Trees, Jobs and the Economy


It is abundantly clear that trees help people to feel good, heal fast, keep cool and stay safe; but can they help the bottom line? According to the available evidence, trees are unquestionably good for reducing costs and increasing profits. In fact, because of the perpetually warm temperatures of Southern California, Los Angeles area merchants are among those who stand to benefit the most from capitalizing on the economic benefits of trees in their operations.

Preempting the Pushback

Retail merchants often worry that trees will reduce their store’s visibility or require additional labor to maintain. While it is understandable that they do not want to impair marketing efforts or waste employee time sweeping up leaves, such problems are often overstated. In practice, careful species selection and proper pruning can eliminate many visibility problems. Many cultivars are available that do not exhibit the litter problems associated with the wild species. For example, non-fruiting sweetgum (Liquidambar styraciflua) cultivars do not produce the woody “spike balls” for which the species famous.

Utility Usage

If planted in a well-conceived manner, trees reduce heating and cooling costs. Consider, for example, a large retail shop with a large, south-west-facing wall. This wall absorbs the sun’s most intense rays, and causes a sharp rise in summer cooling costs. Now, imagine the same building, but with a row of trees along the exposed wall. The trees not only provide shade, but they create a cooling effect on the environment through the process of transpiration. A 2002 study by H. Akbari provides some of the most compelling evidence that trees help reduce utility costs. According to the study, the annual electricity savings of an office building surrounded by three trees amounts to between 10 and 35 dollars for every 100 square meters of roof area. (Akbari, 2002)

Air-Conditioned Asphalt

Trees in parking lots are beneficial as well. According to a 1999 study of trees in Davis, California, trees significantly improved the parking lot environment. The study, which was published in the “Journal of Arboriculture,” found that trees reduced the ground-level temperatures by as much as 36 degrees Fahrenheit. (Klaus I. Scott, 1999) This undoubtedly leads to a better customer experience, which encourages return visits.
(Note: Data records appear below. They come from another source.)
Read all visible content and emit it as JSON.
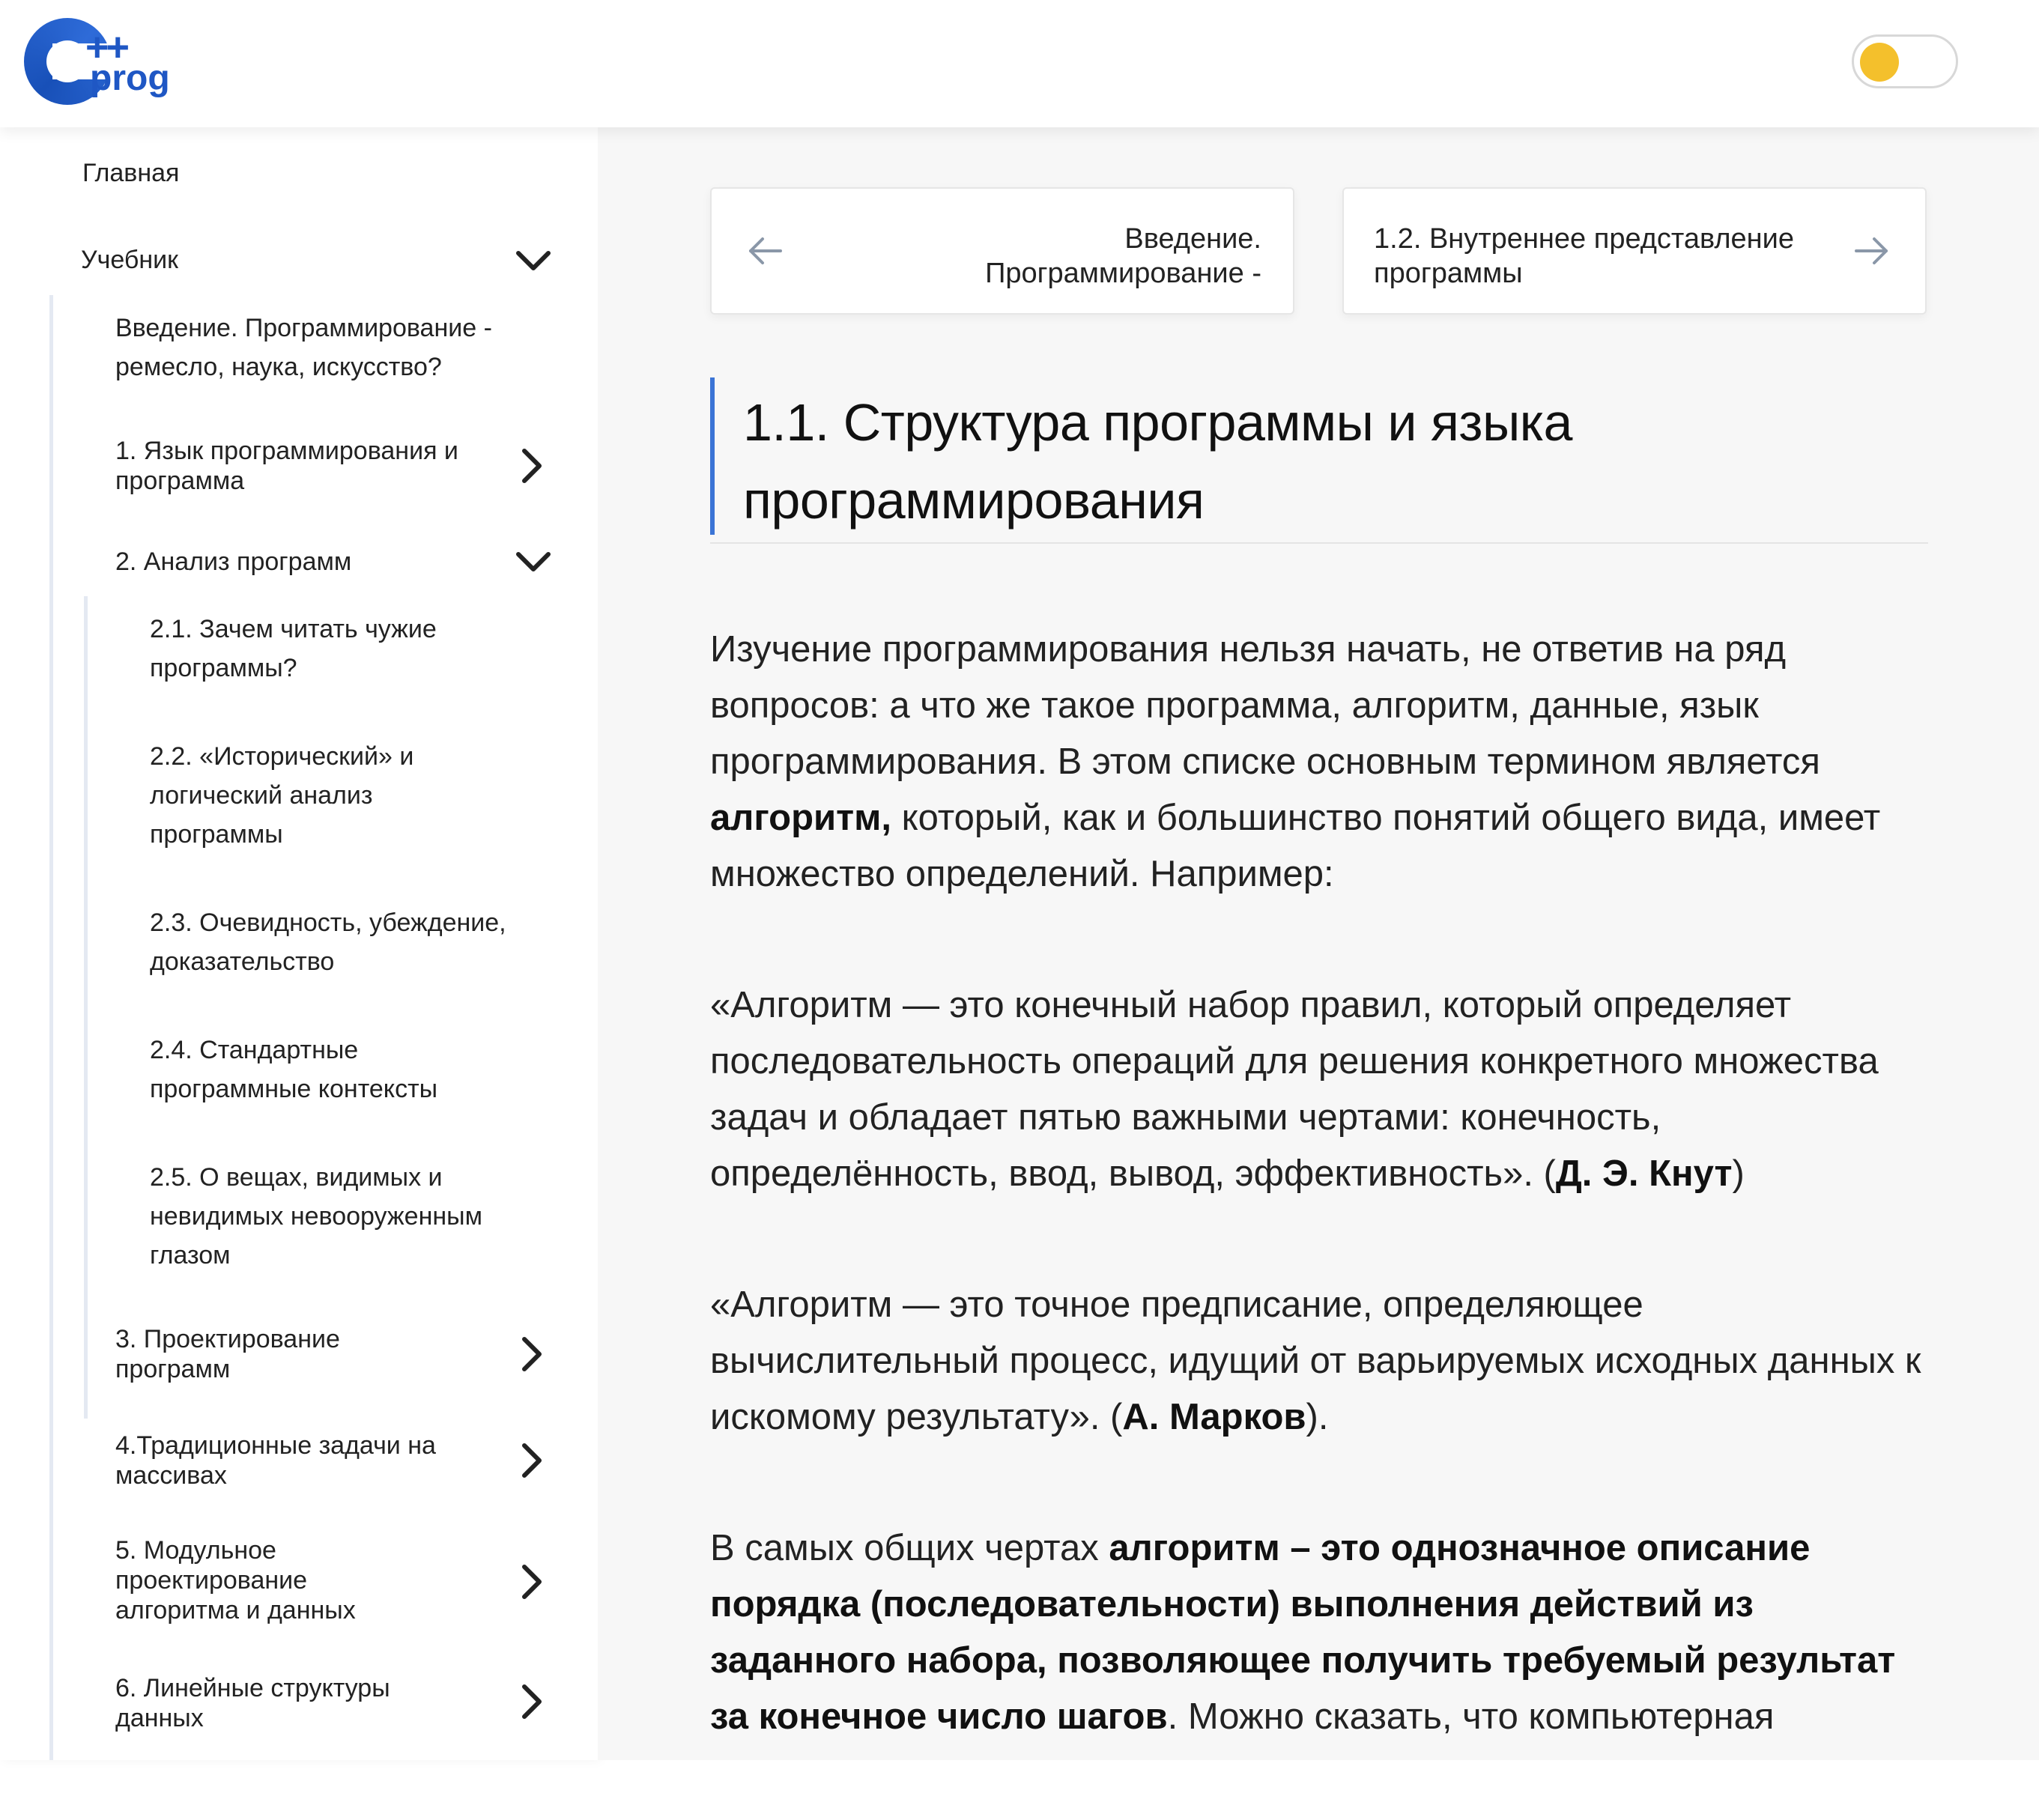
{
  "header": {
    "logo": {
      "plus_text": "++",
      "prog_text": "prog"
    },
    "theme_toggle_color": "#f4c02c"
  },
  "sidebar": {
    "home_label": "Главная",
    "book_label": "Учебник",
    "items": [
      {
        "label": "Введение. Программирование - ремесло, наука, искусство?"
      },
      {
        "label": "1. Язык программирования и программа"
      },
      {
        "label": "2. Анализ программ"
      },
      {
        "label": "3. Проектирование программ"
      },
      {
        "label": "4.Традиционные задачи на массивах"
      },
      {
        "label": "5. Модульное проектирование алгоритма и данных"
      },
      {
        "label": "6. Линейные структуры данных"
      }
    ],
    "subitems": [
      {
        "label": "2.1. Зачем читать чужие программы?"
      },
      {
        "label": "2.2. «Исторический» и логический анализ программы"
      },
      {
        "label": "2.3. Очевидность, убеждение, доказательство"
      },
      {
        "label": "2.4. Стандартные программные контексты"
      },
      {
        "label": "2.5. О вещах, видимых и невидимых невооруженным глазом"
      }
    ]
  },
  "pager": {
    "prev_label": "Введение. Программирование -",
    "next_label": "1.2. Внутреннее представление программы"
  },
  "article": {
    "title": "1.1. Структура программы и языка программирования",
    "p1_text": "Изучение программирования нельзя начать, не ответив на ряд вопросов: а что же такое программа, алгоритм, данные, язык программирования. В этом списке основным термином является ",
    "p1_bold": "алгоритм,",
    "p1_tail": " который, как и большинство понятий общего вида, имеет множество определений. Например:",
    "q1_text": "«Алгоритм — это конечный набор правил, который определяет последовательность операций для решения конкретного множества задач и обладает пятью важными чертами: конечность, определённость, ввод, вывод, эффективность». (",
    "q1_author": "Д. Э. Кнут",
    "q1_tail": ")",
    "q2_text": "«Алгоритм — это точное предписание, определяющее вычислительный процесс, идущий от варьируемых исходных данных к искомому результату». (",
    "q2_author": "А. Марков",
    "q2_tail": ").",
    "p4_text": "В самых общих чертах ",
    "p4_bold": "алгоритм – это однозначное описание порядка (последовательности) выполнения действий из заданного набора, позволяющее получить требуемый результат за конечное число шагов",
    "p4_tail": ". Можно сказать, что компьютерная"
  },
  "colors": {
    "accent": "#3b74d6",
    "logo_blue": "#1f57c4",
    "toggle_knob": "#f4c02c"
  }
}
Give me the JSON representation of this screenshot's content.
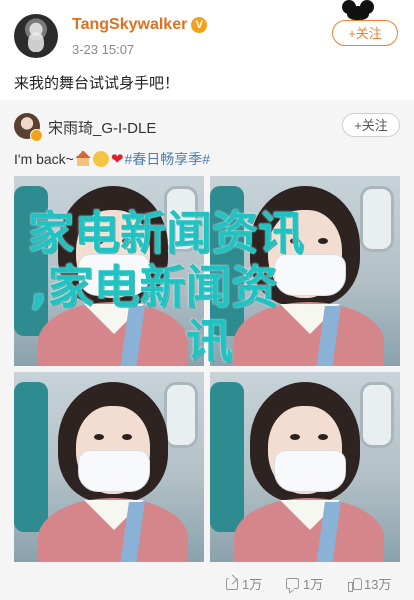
{
  "post": {
    "username": "TangSkywalker",
    "vip_badge": "V",
    "time": "3-23 15:07",
    "follow_label": "+关注",
    "text": "来我的舞台试试身手吧！"
  },
  "retweet": {
    "username": "宋雨琦_G-I-DLE",
    "follow_label": "+关注",
    "text_prefix": "I'm back~",
    "emoji_heart": "❤",
    "hashtag": "#春日畅享季#",
    "photos_count": 4,
    "actions": {
      "repost": "1万",
      "comment": "1万",
      "like": "13万"
    }
  },
  "overlay": {
    "line1": "家电新闻资讯",
    "line2": ",家电新闻资",
    "line3": "讯"
  },
  "colors": {
    "username": "#e07020",
    "follow": "#f08030",
    "hashtag": "#4a7eb4",
    "overlay": "#20c2c2",
    "retweet_bg": "#f5f5f5"
  }
}
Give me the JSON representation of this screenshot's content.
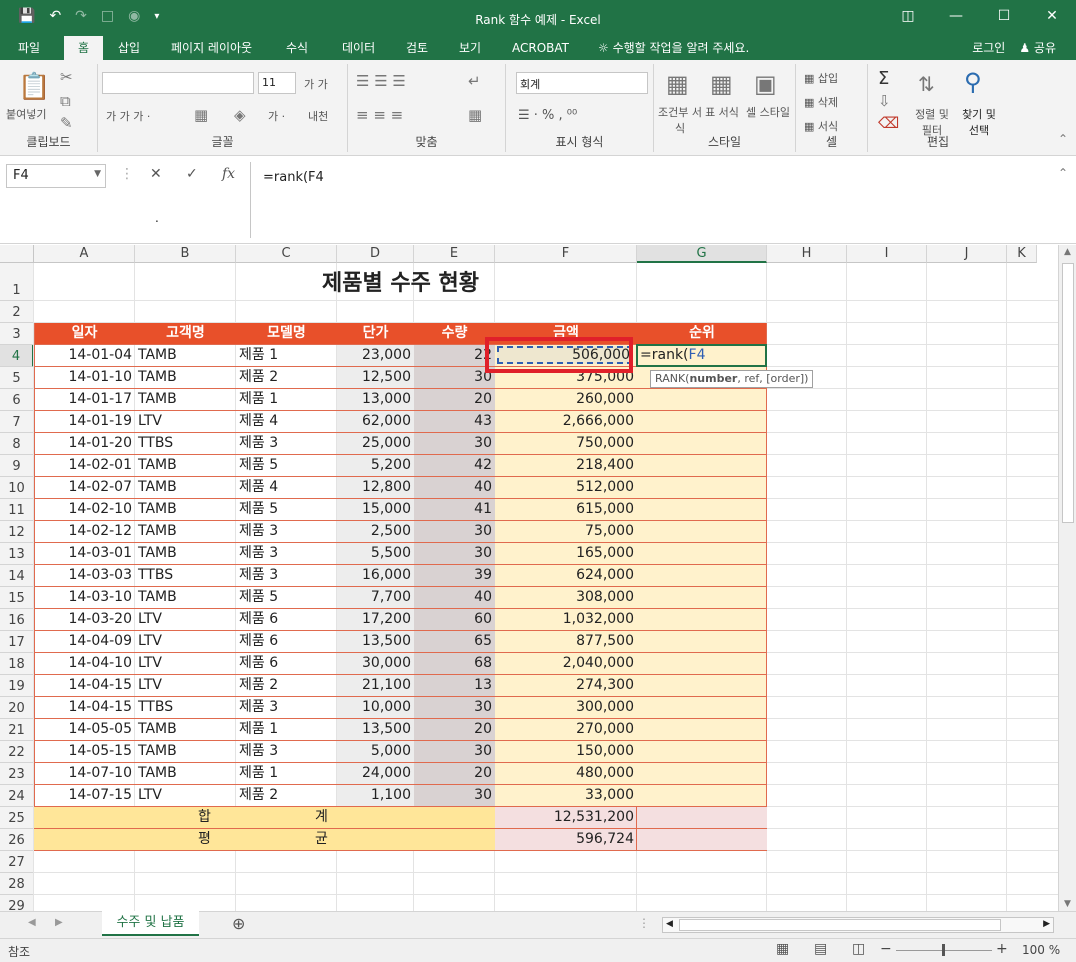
{
  "window": {
    "title": "Rank 함수 예제 - Excel"
  },
  "tabs": [
    {
      "label": "파일"
    },
    {
      "label": "홈"
    },
    {
      "label": "삽입"
    },
    {
      "label": "페이지 레이아웃"
    },
    {
      "label": "수식"
    },
    {
      "label": "데이터"
    },
    {
      "label": "검토"
    },
    {
      "label": "보기"
    },
    {
      "label": "ACROBAT"
    },
    {
      "label": "수행할 작업을 알려 주세요."
    }
  ],
  "account": {
    "login": "로그인",
    "share": "공유"
  },
  "ribbon": {
    "paste": "붙여넣기",
    "font_size": "11",
    "number_format": "회계",
    "groups": [
      "클립보드",
      "글꼴",
      "맞춤",
      "표시 형식",
      "스타일",
      "셀",
      "편집"
    ],
    "cond_format": "조건부 서식",
    "table_format": "표 서식",
    "cell_style": "셀 스타일",
    "insert": "삽입",
    "delete": "삭제",
    "format": "서식",
    "sort": "정렬 및 필터",
    "find": "찾기 및 선택"
  },
  "formula_bar": {
    "name_box": "F4",
    "formula": "=rank(F4"
  },
  "columns": [
    "A",
    "B",
    "C",
    "D",
    "E",
    "F",
    "G",
    "H",
    "I",
    "J",
    "K"
  ],
  "sheet": {
    "title": "제품별 수주 현황",
    "headers": [
      "일자",
      "고객명",
      "모델명",
      "단가",
      "수량",
      "금액",
      "순위"
    ],
    "rows": [
      [
        "14-01-04",
        "TAMB",
        "제품 1",
        "23,000",
        "22",
        "506,000"
      ],
      [
        "14-01-10",
        "TAMB",
        "제품 2",
        "12,500",
        "30",
        "375,000"
      ],
      [
        "14-01-17",
        "TAMB",
        "제품 1",
        "13,000",
        "20",
        "260,000"
      ],
      [
        "14-01-19",
        "LTV",
        "제품 4",
        "62,000",
        "43",
        "2,666,000"
      ],
      [
        "14-01-20",
        "TTBS",
        "제품 3",
        "25,000",
        "30",
        "750,000"
      ],
      [
        "14-02-01",
        "TAMB",
        "제품 5",
        "5,200",
        "42",
        "218,400"
      ],
      [
        "14-02-07",
        "TAMB",
        "제품 4",
        "12,800",
        "40",
        "512,000"
      ],
      [
        "14-02-10",
        "TAMB",
        "제품 5",
        "15,000",
        "41",
        "615,000"
      ],
      [
        "14-02-12",
        "TAMB",
        "제품 3",
        "2,500",
        "30",
        "75,000"
      ],
      [
        "14-03-01",
        "TAMB",
        "제품 3",
        "5,500",
        "30",
        "165,000"
      ],
      [
        "14-03-03",
        "TTBS",
        "제품 3",
        "16,000",
        "39",
        "624,000"
      ],
      [
        "14-03-10",
        "TAMB",
        "제품 5",
        "7,700",
        "40",
        "308,000"
      ],
      [
        "14-03-20",
        "LTV",
        "제품 6",
        "17,200",
        "60",
        "1,032,000"
      ],
      [
        "14-04-09",
        "LTV",
        "제품 6",
        "13,500",
        "65",
        "877,500"
      ],
      [
        "14-04-10",
        "LTV",
        "제품 6",
        "30,000",
        "68",
        "2,040,000"
      ],
      [
        "14-04-15",
        "LTV",
        "제품 2",
        "21,100",
        "13",
        "274,300"
      ],
      [
        "14-04-15",
        "TTBS",
        "제품 3",
        "10,000",
        "30",
        "300,000"
      ],
      [
        "14-05-05",
        "TAMB",
        "제품 1",
        "13,500",
        "20",
        "270,000"
      ],
      [
        "14-05-15",
        "TAMB",
        "제품 3",
        "5,000",
        "30",
        "150,000"
      ],
      [
        "14-07-10",
        "TAMB",
        "제품 1",
        "24,000",
        "20",
        "480,000"
      ],
      [
        "14-07-15",
        "LTV",
        "제품 2",
        "1,100",
        "30",
        "33,000"
      ]
    ],
    "total_label": [
      "합",
      "계"
    ],
    "total_value": "12,531,200",
    "avg_label": [
      "평",
      "균"
    ],
    "avg_value": "596,724",
    "editing_cell": "=rank(",
    "editing_ref": "F4"
  },
  "tooltip": {
    "fn": "RANK(",
    "arg1": "number",
    "rest": ", ref, [order])"
  },
  "sheet_tab": "수주 및 납품",
  "status": {
    "mode": "참조",
    "zoom": "100 %"
  },
  "colors": {
    "excel_green": "#217346",
    "header_fill": "#e8502a",
    "total_fill": "#ffe699",
    "amount_fill": "#fff2cc",
    "qty_fill": "#d9d2d2"
  }
}
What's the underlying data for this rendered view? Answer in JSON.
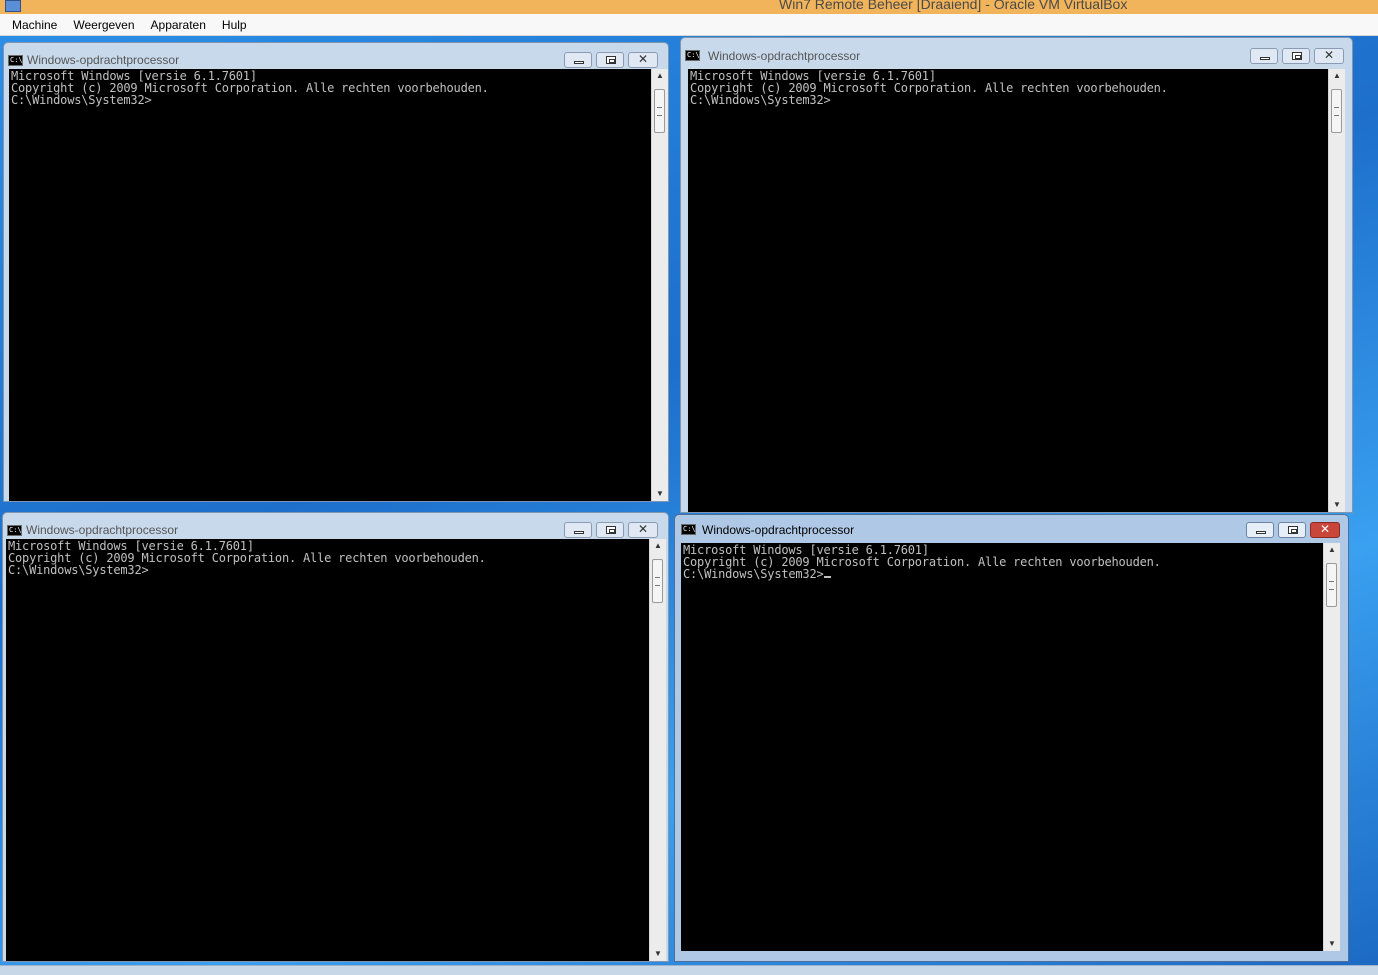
{
  "host": {
    "title": "Win7 Remote Beheer [Draaiend] - Oracle VM VirtualBox",
    "menu": [
      "Machine",
      "Weergeven",
      "Apparaten",
      "Hulp"
    ]
  },
  "windows": [
    {
      "title": "Windows-opdrachtprocessor",
      "lines": [
        "Microsoft Windows [versie 6.1.7601]",
        "Copyright (c) 2009 Microsoft Corporation. Alle rechten voorbehouden.",
        "",
        "C:\\Windows\\System32>"
      ],
      "active": false
    },
    {
      "title": "Windows-opdrachtprocessor",
      "lines": [
        "Microsoft Windows [versie 6.1.7601]",
        "Copyright (c) 2009 Microsoft Corporation. Alle rechten voorbehouden.",
        "",
        "C:\\Windows\\System32>"
      ],
      "active": false
    },
    {
      "title": "Windows-opdrachtprocessor",
      "lines": [
        "Microsoft Windows [versie 6.1.7601]",
        "Copyright (c) 2009 Microsoft Corporation. Alle rechten voorbehouden.",
        "",
        "C:\\Windows\\System32>"
      ],
      "active": false
    },
    {
      "title": "Windows-opdrachtprocessor",
      "lines": [
        "Microsoft Windows [versie 6.1.7601]",
        "Copyright (c) 2009 Microsoft Corporation. Alle rechten voorbehouden.",
        "",
        "C:\\Windows\\System32>"
      ],
      "active": true
    }
  ],
  "colors": {
    "host_titlebar": "#f1b45a",
    "console_bg": "#000000",
    "console_text": "#c0c0c0",
    "close_active": "#c8463a",
    "desktop": "#2a7fd4"
  },
  "icons": {
    "window": "cmd-icon",
    "minimize": "minimize-icon",
    "maximize": "maximize-icon",
    "close": "close-icon",
    "scroll_up": "scroll-up-arrow-icon",
    "scroll_down": "scroll-down-arrow-icon"
  }
}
Money Does Grow on Trees

Trees do not just reduce costs; they actually attract and help retain customers. According to study, after study, after study, customers prefer well-planted shopping areas to those without trees. The Ontario Heritage Tree Alliance has published a partial list of the economic benefits that accompany trees, including those that relate to retail sales. The Alliance cites a 1999 study that found that consumers were willing to pay more for parking, goods and services in well-planted business districts. (Heidenreich)

Trees Don’t Trim Themselves

On the other side of the equation, trees create an abundance of jobs as well. In 2009 alone, California ReLeaf put $3.3 billion in employee pockets. Because the jobs associated with trees are so diverse, it is difficult to estimate how many people nationwide are employed by trees in some fashion (check out this list of 50 tree-related professions by the Tree Foundation of Kern, a non-profit group that works with urban forests).   According to the U.S. Bureau of Labor Statistics, 40,000-odd people were employed as tree trimmers or pruners in 2013. However, this number represents only a percentage of those who work in tree care, as the Bureau does not include self-employed tree trimmers in its statistics. (U.S. Bureau of Labor Statistics, 2013)


Akbari, H. (2002). Shade trees reduce building energy use and CO2 emissions from. Environmental Pollution.

Heidenreich, B. (n.d.). The VALUE OF TREES: Making the Case for Tree Protection. Retrieved from


U.S. Bureau of Labor Statistics. (2013). Tree Trimmers and Pruners.